Aimogasta, Argentina – A Night in the Olive Grove


Route La Rioja, Argentina – Aimogasta, Argentina (RN75)
Distance 114Km
Travel Time 3 hours (detour in Sanagasta)
Road Conditions Good Tarmac
Weather Warm, Sunny
Terrain Dry, Flat with some climbs & mountian views
Food and Petrol
Accommodation Camping in Olive Grove, Aimogasta


Aimogasta is a small town about an hour North of La Rioja, so it’s not too far back to La Rioja if the bike gives us more trouble. Also it’s a small dot on the map, thus we expect to encounter no problems with accommodation.


The road is good and mostly flat with beautiful mountains in the distance, but you cross one mountain range and thereby ride through a most spectacular valley – gorgeous!


Approaching the town, we get a sense that the place is rather big. Big warehouses scattered between square miles of olive plantations.


As luck has it, there’s hardly any accommodation around here at all. The hospedaje at the plaza is full. There’s a posh-looking hotel up the street from that, which charges about 400Pesos a night. We head out on a sand track for a few kilometres, hoping to find something on the outskirts, but nothing. There’s a parilla (braai/BBQ) restaurant out there in the middle of the olive groves, but it’s not an accommodation.
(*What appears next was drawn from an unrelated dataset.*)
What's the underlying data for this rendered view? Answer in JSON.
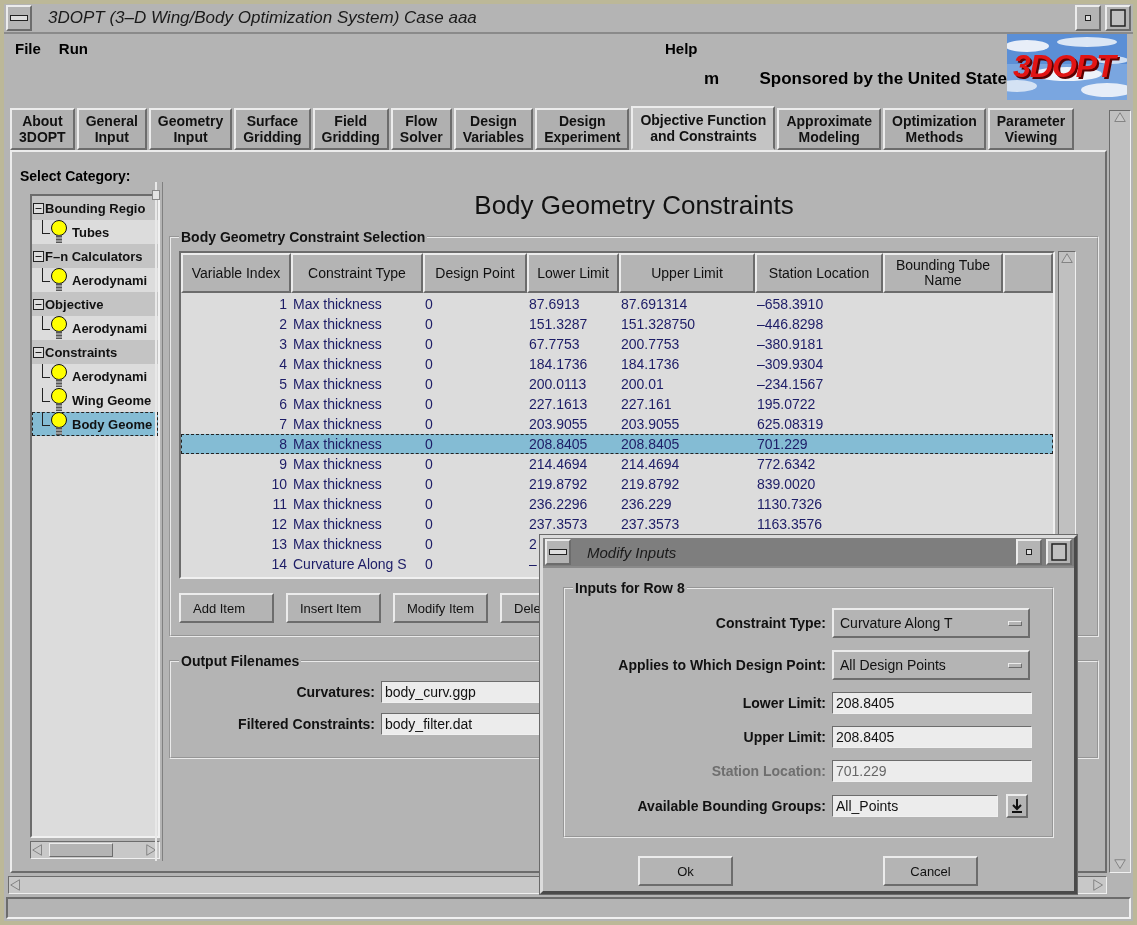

The guys there tell us about “El Turko” another place near the bus terminal in town, and judging by the name we think we’ve struck it lucky. We go to check it out. They charge 120 a night and it’s a flea pit! Shit! What is is with accommodation in this part of the country?!

Once again it’s late afternoon and we’re desperate. We have to choose between driving another 2 hours in the dark, which is dangerous, or finding a place to camp, but nights are cold out here in the mountains.

We take a chance, ride back to the parilla restaurant up the sand road (Parilla El Christo, Av. Castro Barros, S/N Aimogasta / 03827-15655321) and ask whether we can camp out on their lawn. Luck has it that the owner’s son-in-law, Eugene, is there and he agrees. He shows us a nice spot right in their olive grove to pitch our tent and even cuts up a few large nylon sacks to lay underneath it. Excellent! We know it gets cold here at night and we only have summer sleeping bags but we recon we’ll manage somehow, and it can’t be worse than getting eaten alive by the bugs in El Turco!


At night we have dinner at the Parilla El Christo restaurant. Eugene and the Patron, Fred, serve us up a feast for kings. A healthy mixed salad, potato chips fried in olive oil and a meat BBQ that leaves nothing to be desired: biffe chorizo (a kind of tender loin or filet steak), a tangy pork-beef chorizo sausage, grilled blood sausage, beef ribs, grilled stomach strips and a gland from the cow’s neck. And of course, fresh green and black olives from the local harvest. There’s so much meat on the table that we can’t finish it but we try hard, and it’s absolutely delightful! We wash is down with some dark Salta beer, some Argentinian wine and, to aid the digestion, some dark Dominican rum, as we soak up the warmth from the large open fireplace beside us.

Sated and buzzing with comfort, we retire to our tent and get our much needed rest. We couldn’t have wished for a better end to our day. I have to send my family out here for a meal! This place is fantastic. And it’s been running for eighteen years.


Our deepest gratitude goes out to the Cordoba family, who so kindly gave us a place to stay in their olive grove (awesome!) and showed us some of the best dining Argentina has to offer, without a doubt. May you live long and prosper! We hope we can return again some day!


And folks, seriously: if you are ever passing this town you’re doing yourself a great disservice if you do not stop by Parilla El Christo for a meal. Do it!